The origins of technical writing in ancient Babylon - the iClay
Documentation | August 01, 2018
Did you know technical writing may have had its origin in the ancient city of Babylon! Well, not really! But you never know. In Babylon, Technical Writers were a highly skilled professional just as they are today. To be considered a professional, these specialists required many years of training and experience in the many skills associated with producing high quality documentation. They were also a very valuable asset to any ancient organization whether run by a ruthless dictatorial king or managed by a sympathetic local governor.
Technical Writers in Babylon organized themselves into guilds. In these societies they held exclusive rights for producing documentation for the King’s court as well as for producing documentation for the general public and for commercial interests.
In those days they were not called Technical Writers. They we called Scribes and were often connected with places of worship due to their connection with the priests who were considered state lawyers.
Key documentation tool - the tablet known as the iClay
Their primary documentation tool was the the clay tablet, or as I like to call it - the iClay™.
Ancient technical documentation tool - the iClay. Source: Wikipedia
These devices were very difficult to use and took years of training to master. It was normally held in the left hand and text was impressed upon its surface with a stylus made of reed. (As a back-story, the stylus itself probably was created by a specialist. They were made from the reeds found in marshes which were sourced from an area in the fertile crescent of Mesopotamia.)
Impressions on the iCLAY™ was always done using the right hand. (Due to this restriction, left-handed scribes were probably kept out of the profession or they needed to learn to use their right hand.)
Writing was done from left to right, column by column. When the bottom of the iCLAY™ was reached, the user simply turned the device over top to bottom and then continued writing on the back side until the tablet was full.
Sometimes, lines were inscribed in the clay to provide a straight line for text. Left and Right margins were sometimes set, but often the text ran hard against the edge of the tablet. The concept of page numbering, table of contents, and index had not been devised so a post tablet often defined the scope and length of a document.
Publishing and Preserving Documents
Once the iClay™ was completed, it was put out in the sun to bake, usually for an entire day. Very few tablets were actually kiln baked as it was not thought feasible to do so and dried tablets could last many years in the dry climate of Babylon.
Once baked, the tablet could be used by its intended audience. Storage was a problem as a completed document had some considerable weight. Most often it was stored in a library or simply stacked. This probably created some problems retrieving a document easily and quickly.
If the library burnt down, the structure would be lost but not the contents of the library. Fire hardened and preserved the document. This meant 5,000 years later, the document could still be read, assuming it was written in a known language. Today, if a library burnt down, the entire contents would be destroyed.
Accurate depiction of the burning of Bablyon, looking surprising alot like 1493 Nurenberg, Germany. Image courtesy Wikipedia.
For the court, these ancient technical writers published plans and projects of national scope, as well as proclamations and decrees, sometimes even writing them onto the face of mountains. They also held exclusive rights for the marketing and / or promotion of great national events.
As is well known, thousands of tablets were found in the ruins of great palaces in or around Babylon.
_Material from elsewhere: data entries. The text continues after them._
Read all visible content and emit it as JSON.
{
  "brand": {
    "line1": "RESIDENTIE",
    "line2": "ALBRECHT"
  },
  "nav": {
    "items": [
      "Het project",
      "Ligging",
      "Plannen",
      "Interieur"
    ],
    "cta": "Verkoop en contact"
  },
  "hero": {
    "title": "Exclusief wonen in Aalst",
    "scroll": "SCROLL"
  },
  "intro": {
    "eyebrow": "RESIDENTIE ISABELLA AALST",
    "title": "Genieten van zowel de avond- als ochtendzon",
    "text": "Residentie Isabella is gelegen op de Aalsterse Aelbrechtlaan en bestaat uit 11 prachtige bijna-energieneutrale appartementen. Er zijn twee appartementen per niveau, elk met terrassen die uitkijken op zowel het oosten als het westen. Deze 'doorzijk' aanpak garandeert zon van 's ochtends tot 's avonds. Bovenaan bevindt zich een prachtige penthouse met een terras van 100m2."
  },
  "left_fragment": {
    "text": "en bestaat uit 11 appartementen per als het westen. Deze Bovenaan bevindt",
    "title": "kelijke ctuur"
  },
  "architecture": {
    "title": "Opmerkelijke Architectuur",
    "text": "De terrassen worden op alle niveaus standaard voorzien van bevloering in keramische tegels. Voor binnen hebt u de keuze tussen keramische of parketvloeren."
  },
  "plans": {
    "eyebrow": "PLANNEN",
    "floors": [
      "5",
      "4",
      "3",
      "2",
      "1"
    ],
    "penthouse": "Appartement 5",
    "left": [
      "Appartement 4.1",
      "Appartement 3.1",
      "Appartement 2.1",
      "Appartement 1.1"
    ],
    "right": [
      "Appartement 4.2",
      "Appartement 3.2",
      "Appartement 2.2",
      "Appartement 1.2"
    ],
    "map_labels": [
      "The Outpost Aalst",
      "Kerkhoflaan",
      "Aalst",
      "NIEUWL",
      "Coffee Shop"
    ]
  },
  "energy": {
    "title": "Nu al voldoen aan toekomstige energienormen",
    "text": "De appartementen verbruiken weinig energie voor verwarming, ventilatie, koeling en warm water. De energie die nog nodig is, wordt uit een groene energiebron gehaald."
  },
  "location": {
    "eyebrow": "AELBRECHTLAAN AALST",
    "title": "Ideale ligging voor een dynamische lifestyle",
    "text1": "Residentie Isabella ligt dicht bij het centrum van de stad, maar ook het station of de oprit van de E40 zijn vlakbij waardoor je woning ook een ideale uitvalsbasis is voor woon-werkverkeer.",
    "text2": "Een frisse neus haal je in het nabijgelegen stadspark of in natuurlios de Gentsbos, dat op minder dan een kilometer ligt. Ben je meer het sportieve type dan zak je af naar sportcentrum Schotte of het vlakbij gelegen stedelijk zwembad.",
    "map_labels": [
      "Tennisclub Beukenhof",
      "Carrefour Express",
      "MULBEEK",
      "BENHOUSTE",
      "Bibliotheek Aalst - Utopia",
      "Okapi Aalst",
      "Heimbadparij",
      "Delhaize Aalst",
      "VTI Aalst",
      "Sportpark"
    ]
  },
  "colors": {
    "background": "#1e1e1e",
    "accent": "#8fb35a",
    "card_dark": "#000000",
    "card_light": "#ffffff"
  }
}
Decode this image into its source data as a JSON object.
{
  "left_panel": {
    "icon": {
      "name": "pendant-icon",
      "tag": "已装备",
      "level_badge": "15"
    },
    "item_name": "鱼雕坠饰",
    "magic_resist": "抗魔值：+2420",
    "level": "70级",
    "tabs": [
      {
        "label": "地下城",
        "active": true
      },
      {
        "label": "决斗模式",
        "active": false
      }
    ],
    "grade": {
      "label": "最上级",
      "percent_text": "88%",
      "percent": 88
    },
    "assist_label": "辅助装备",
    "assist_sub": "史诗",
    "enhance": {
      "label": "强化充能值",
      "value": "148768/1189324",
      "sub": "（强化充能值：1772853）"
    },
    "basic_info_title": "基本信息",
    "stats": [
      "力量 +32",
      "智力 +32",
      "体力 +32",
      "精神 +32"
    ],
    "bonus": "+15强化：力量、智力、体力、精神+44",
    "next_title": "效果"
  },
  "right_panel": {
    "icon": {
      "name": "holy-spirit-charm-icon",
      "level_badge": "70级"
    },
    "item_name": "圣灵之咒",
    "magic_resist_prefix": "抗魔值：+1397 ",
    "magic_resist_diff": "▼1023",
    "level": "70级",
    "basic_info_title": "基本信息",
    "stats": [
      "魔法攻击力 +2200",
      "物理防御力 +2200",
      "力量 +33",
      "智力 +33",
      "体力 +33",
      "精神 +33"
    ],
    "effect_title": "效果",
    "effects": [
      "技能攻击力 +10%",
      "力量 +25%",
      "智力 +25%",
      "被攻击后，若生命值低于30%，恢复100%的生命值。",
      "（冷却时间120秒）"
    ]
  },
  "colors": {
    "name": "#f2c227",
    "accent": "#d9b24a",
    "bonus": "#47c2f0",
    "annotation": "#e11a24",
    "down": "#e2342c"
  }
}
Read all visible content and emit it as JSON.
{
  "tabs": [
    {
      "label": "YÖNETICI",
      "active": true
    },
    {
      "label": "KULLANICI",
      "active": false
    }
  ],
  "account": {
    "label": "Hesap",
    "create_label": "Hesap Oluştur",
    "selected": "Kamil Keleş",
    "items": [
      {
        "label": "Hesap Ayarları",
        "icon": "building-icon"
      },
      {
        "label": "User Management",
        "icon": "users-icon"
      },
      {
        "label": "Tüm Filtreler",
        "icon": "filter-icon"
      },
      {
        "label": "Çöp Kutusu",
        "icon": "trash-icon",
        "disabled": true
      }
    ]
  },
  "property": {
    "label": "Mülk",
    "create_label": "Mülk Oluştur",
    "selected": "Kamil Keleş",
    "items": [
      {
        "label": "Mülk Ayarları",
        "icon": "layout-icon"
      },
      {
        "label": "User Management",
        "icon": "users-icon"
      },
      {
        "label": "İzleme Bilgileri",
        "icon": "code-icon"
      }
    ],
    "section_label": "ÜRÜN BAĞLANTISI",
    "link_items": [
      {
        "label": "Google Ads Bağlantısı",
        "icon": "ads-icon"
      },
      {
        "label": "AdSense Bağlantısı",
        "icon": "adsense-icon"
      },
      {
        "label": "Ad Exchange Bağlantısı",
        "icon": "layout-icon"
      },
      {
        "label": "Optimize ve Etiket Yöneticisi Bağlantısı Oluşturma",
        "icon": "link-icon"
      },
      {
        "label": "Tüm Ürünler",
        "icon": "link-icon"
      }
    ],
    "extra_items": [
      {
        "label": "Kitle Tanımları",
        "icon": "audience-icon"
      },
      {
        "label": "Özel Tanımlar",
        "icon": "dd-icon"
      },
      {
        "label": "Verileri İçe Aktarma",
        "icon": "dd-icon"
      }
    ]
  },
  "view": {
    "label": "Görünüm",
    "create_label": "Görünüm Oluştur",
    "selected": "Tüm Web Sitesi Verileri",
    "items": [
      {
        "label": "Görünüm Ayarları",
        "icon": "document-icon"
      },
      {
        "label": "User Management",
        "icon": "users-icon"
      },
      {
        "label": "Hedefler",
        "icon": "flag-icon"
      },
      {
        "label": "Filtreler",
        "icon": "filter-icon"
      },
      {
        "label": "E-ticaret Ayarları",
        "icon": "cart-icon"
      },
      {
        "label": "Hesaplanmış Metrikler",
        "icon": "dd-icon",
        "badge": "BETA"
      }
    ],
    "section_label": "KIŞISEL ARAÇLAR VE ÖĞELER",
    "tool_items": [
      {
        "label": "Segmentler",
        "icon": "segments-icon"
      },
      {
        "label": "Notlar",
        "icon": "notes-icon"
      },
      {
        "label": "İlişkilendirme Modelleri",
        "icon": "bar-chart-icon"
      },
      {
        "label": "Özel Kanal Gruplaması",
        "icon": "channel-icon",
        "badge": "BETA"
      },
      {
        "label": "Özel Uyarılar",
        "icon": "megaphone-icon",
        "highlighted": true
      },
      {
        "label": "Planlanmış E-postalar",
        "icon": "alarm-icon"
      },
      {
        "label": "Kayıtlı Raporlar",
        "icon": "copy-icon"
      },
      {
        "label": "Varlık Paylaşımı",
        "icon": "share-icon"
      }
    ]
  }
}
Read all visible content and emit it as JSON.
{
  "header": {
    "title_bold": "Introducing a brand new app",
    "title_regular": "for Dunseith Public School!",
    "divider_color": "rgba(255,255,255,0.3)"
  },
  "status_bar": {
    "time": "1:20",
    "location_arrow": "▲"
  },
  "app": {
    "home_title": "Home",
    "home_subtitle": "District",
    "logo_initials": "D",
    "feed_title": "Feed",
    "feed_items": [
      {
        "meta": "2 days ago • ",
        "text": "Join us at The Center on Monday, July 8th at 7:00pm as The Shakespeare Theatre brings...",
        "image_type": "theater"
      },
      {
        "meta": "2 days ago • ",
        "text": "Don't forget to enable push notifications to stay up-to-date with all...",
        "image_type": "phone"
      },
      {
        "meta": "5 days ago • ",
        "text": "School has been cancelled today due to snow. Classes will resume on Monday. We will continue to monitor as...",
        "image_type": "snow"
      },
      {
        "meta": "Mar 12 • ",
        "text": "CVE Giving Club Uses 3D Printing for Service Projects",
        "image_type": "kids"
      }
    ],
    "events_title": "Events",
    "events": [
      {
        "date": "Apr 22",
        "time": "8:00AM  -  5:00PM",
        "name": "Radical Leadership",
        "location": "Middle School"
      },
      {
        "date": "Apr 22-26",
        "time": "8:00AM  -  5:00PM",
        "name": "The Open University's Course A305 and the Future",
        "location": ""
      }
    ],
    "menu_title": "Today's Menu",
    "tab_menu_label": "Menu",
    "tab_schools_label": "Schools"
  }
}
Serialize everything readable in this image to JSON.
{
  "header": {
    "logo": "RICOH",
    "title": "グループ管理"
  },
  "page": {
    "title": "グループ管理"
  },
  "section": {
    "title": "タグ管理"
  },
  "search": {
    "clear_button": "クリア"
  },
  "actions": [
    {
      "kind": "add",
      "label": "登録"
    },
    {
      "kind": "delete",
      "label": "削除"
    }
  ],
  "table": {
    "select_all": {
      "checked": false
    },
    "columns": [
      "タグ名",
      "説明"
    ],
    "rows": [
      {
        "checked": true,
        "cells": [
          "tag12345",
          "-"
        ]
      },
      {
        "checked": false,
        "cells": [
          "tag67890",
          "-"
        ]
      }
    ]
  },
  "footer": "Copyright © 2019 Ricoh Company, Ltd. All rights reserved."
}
These tablets consisted mostly of royal proclamations, statements of praise for the great works the kings, and lofty text describing all the good deeds they achieved for the good of the masses. In the King’s palace, Technical Writers worked mostly as Marcom writers.
For the general public and for commercial use, technical writers produced mundane descriptions of plans and projects, as well as bookkeeping related documents. The technical information documented often was irrigation planning and usage, field and crop management, civil engineering project planning, and accounting information. These technical writers most closely match their modern counterparts with the scope of their material limited only by the scope of the life in these ancient societies.
Technical Writing has a long and distinguished history dating back thousands of years to Babylon and perhaps even earlier. Like today, they were highly skilled professionals. They used specialized tools to document a wide range of products and services, both for industry and for government. They were essential for the functioning of these organizations. It is through the work of these professionals that the daily life of these ancient societies has been preserved.
Technical Writers are doing the same today. Unfortunately, the technology used today does not have the staying power of the ancient iClay™. Progress is, as always, in the eye of the beholder.